4. Determine Order Accuracy Metrics. As with inventory accuracy, do you know your current order accuracy on an on-going basis? The cost of a mis-picked order can be high and automated solutions can significantly reduce these errors. Be sure to factually know the percent of mis-picks and the cost of a picking error to calculate the warehouse automation ROI.
5. Changes in Headcount. The focus is often just on the decreases in headcount. Be sure to understand what increases in headcount are required. With certain automated solutions, there is additional staffing or skills that must be considered. The headcount is around two main areas: IT staff to manage the new system and required systems integrations to the WMS.
Additionally, are there automation maintenance techs required to keep the solution running optimally. These increases in headcount and wage rates are not always presented during the sales process.
6. Use Fully Loaded Labor Costs. Within a distribution center, the picking process is often one area with the greatest savings. Various automation technologies can increase the pick rate by three to four times the current rate. It is important to not just consider your base pay rates for labor.
Look at the fully loaded labor costs (i.e., wage rates, recruitment and hiring costs, benefit costs). Warehouse automation will certainly reduce the training costs, as well as the amount of time to have a worker reach maximum productivity.
7. Realistic ROI Timeframe. When considering the warehouse automation ROI timeframe, it is better to have the vendor state the typical timeframe to recoup the investment. From here you can evaluate how realistic the timeframe is given your processes, IT, automation needs and goals. Remember that only three things that can change the ROI.
These are the total cost of the system including your internal costs; the savings to be gained in future time periods; and the time to recoup the savings. If you do not know your current baselines, be wary of a salesperson that makes an ROI fit your timeline by simply overstating the expected savings. Especially without them knowing your business.

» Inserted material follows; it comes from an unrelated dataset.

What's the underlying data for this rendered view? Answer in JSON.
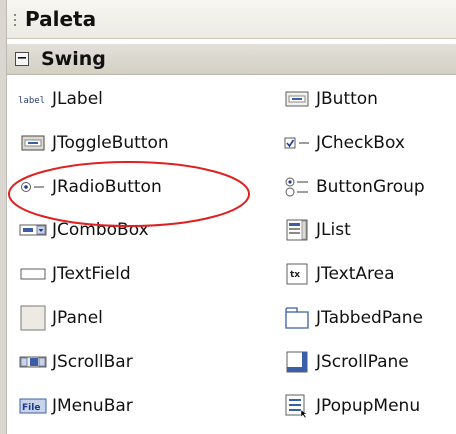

These are seven critical Assessment elements to prepare an accurate warehouse automation ROI.
Warehouse Automation ROI - Using an Assessment to Calculate ROI

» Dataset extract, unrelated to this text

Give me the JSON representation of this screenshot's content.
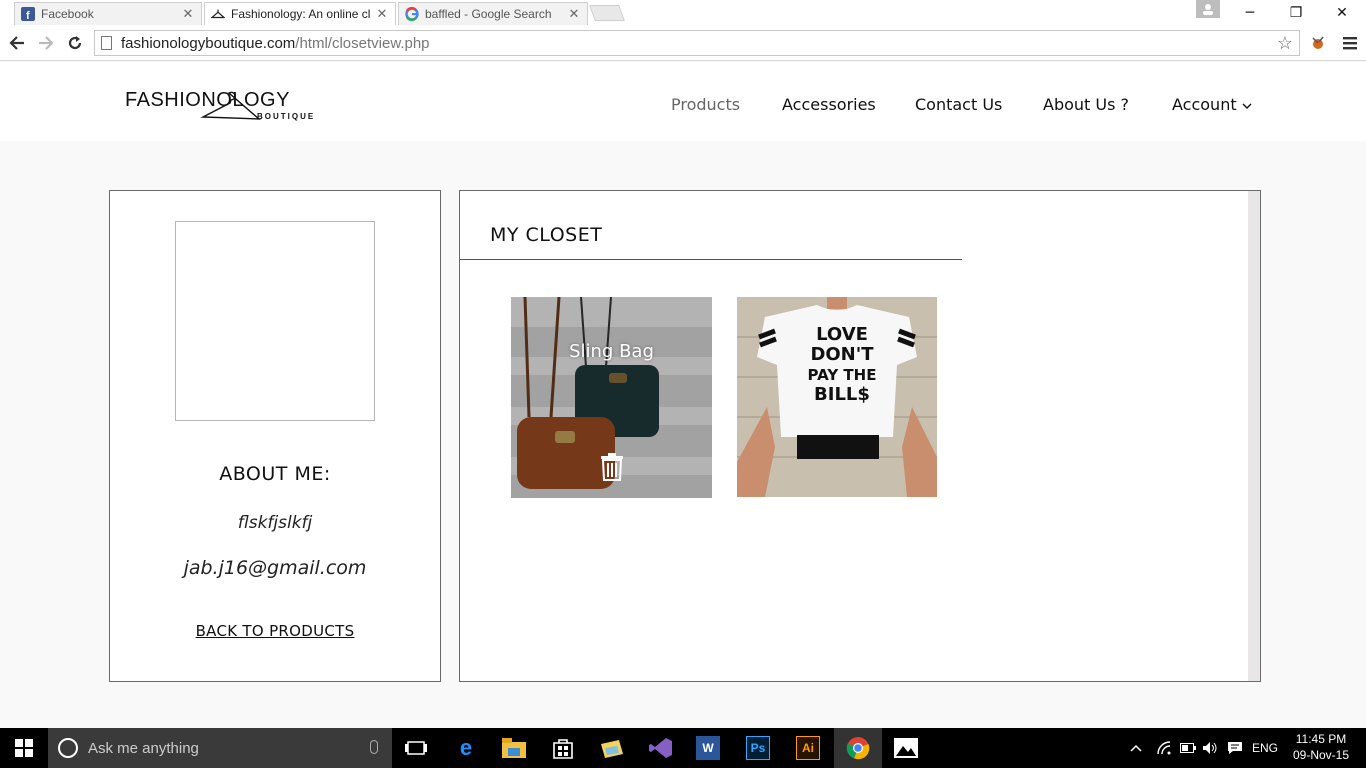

As previously discussed, a warehouse automation assessment is the most complete way to truly understand the following:
- Processes and operations to automate. An Assessment will objectively help you to determine which functions should be automated and can gain a favorable ROI. Our assessments help educate clients on the warehouse automation market also.
- Automation versus conventional process. An Assessment will provide an objective understanding of how proposed technologies can improve the operations long term versus remaining as a traditional warehouse with conventional processes. This process considers the changes in SKU assortment, changes in sales channels your business plan, and changes in your supply chain.
- Technology deployment and your business plan. An understanding of which technologies were evaluated but were determined to not be good options based on your goals and needs. Salesmen can only propose specific solutions for companies they represent. Our automation assessment considers all technologies available for application in the distribution industry. These assessments assist to prove out all reasonable technologies and educate clients on all aspects.
- Cost/Benefit objectives determined. An objective review of your current costs and potential savings based on improvements that could be made by implementing automation. Our process includes an in-depth review of the fully loaded labor costs, storage costs, as well as inventory and order accuracy costs.
A Warehouse Automation Assessment is a structured methodology to evaluate your current operation, growth plans and business goals and to determine which processes will have a favorable ROI. It is critical to the due diligence process for any automation project before investing in automation.